··· Data ···

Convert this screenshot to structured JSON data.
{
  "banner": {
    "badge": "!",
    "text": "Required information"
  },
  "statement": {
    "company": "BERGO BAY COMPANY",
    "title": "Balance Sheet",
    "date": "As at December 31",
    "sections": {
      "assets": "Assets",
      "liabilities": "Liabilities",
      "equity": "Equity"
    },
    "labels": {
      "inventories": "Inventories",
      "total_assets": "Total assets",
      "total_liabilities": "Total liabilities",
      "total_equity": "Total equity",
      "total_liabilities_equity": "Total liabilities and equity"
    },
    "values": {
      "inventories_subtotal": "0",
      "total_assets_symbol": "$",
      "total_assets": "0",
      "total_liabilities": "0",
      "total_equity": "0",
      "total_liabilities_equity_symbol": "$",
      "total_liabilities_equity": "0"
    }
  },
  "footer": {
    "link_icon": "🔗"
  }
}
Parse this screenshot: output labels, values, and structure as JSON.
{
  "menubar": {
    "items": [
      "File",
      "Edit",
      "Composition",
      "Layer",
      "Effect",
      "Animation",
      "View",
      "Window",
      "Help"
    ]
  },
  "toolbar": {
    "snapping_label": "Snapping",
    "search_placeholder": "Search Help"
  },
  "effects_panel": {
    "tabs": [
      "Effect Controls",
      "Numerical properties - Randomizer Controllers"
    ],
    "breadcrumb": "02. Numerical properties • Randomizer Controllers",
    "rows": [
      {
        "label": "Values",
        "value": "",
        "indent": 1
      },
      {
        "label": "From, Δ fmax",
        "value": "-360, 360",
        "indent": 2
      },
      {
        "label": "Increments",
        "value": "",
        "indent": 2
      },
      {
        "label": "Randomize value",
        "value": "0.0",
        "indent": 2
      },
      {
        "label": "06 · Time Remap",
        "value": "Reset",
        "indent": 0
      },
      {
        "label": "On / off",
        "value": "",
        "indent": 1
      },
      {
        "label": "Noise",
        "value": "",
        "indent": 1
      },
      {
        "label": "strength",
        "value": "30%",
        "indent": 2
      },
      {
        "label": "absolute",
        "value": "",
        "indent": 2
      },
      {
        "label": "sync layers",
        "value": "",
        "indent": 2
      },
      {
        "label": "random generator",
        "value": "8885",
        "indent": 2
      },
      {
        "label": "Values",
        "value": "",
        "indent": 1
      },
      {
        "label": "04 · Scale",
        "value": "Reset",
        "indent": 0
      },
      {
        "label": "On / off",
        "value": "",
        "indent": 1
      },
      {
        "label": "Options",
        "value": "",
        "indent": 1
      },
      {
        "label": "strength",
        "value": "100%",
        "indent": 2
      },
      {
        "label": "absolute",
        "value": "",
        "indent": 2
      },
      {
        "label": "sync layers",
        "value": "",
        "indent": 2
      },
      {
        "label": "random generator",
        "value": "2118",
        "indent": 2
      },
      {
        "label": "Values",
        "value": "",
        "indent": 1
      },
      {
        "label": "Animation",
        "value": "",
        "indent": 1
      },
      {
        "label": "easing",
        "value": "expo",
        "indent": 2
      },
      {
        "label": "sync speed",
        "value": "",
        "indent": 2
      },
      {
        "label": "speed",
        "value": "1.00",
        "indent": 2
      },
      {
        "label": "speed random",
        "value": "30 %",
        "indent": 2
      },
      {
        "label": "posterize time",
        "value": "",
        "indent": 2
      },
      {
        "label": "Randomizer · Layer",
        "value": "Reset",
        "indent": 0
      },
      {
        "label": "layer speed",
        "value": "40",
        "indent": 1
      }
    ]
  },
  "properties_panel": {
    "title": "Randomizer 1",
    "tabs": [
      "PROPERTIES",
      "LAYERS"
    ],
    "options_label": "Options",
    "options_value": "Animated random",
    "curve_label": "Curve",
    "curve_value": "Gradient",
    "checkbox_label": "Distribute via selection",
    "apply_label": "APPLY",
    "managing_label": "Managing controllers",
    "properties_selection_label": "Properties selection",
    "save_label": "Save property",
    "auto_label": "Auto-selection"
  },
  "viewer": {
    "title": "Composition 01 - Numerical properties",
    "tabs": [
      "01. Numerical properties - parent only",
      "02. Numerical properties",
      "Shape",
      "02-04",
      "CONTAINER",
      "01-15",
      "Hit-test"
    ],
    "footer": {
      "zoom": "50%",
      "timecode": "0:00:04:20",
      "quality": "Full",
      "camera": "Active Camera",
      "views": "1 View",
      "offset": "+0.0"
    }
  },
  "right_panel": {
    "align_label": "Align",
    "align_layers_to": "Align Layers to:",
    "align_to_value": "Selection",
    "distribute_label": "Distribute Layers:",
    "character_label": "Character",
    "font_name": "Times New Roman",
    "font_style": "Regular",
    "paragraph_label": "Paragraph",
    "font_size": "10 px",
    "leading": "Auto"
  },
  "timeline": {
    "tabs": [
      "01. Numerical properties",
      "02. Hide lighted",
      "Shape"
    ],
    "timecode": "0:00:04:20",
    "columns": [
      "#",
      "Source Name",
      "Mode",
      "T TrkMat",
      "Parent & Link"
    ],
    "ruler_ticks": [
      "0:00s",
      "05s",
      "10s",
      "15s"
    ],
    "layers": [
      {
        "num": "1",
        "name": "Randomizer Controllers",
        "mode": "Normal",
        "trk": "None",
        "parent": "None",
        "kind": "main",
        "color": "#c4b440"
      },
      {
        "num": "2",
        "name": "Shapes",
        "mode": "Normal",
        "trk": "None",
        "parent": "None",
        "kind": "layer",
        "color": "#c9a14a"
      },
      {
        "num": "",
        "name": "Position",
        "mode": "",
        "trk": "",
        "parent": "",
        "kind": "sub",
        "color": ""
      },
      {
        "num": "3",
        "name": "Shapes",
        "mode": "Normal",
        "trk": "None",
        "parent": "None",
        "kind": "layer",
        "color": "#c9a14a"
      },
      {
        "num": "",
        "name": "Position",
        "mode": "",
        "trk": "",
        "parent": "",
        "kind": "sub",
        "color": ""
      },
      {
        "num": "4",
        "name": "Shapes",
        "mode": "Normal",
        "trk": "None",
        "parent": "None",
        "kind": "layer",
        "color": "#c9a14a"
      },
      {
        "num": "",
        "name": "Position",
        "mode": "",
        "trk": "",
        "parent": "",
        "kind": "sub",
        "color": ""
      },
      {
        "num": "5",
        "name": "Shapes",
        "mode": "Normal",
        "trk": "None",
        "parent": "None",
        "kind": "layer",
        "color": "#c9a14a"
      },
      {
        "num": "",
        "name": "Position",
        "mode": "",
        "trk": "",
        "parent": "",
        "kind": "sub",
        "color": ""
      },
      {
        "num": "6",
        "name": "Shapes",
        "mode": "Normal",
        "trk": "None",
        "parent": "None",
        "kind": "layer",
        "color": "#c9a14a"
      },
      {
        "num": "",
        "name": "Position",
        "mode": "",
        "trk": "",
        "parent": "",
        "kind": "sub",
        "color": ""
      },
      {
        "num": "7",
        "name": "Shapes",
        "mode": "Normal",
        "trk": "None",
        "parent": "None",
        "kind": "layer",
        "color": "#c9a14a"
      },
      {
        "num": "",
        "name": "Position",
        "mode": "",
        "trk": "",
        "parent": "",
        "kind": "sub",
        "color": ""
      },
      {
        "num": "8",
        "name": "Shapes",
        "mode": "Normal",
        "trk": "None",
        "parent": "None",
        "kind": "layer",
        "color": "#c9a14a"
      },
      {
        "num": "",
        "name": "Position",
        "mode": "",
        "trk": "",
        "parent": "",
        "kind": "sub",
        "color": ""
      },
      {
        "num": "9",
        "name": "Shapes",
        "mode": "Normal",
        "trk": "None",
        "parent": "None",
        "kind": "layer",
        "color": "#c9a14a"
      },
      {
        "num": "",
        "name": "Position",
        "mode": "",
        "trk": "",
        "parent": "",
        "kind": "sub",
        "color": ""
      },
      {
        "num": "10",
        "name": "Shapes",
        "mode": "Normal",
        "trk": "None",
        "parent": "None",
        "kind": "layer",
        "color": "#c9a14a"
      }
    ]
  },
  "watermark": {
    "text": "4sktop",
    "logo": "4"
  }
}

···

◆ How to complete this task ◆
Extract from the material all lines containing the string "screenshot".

◆ Exercise output ◆
Convert this screenshot to structured JSON data.
Parse this screenshot: output labels, values, and structure as JSON.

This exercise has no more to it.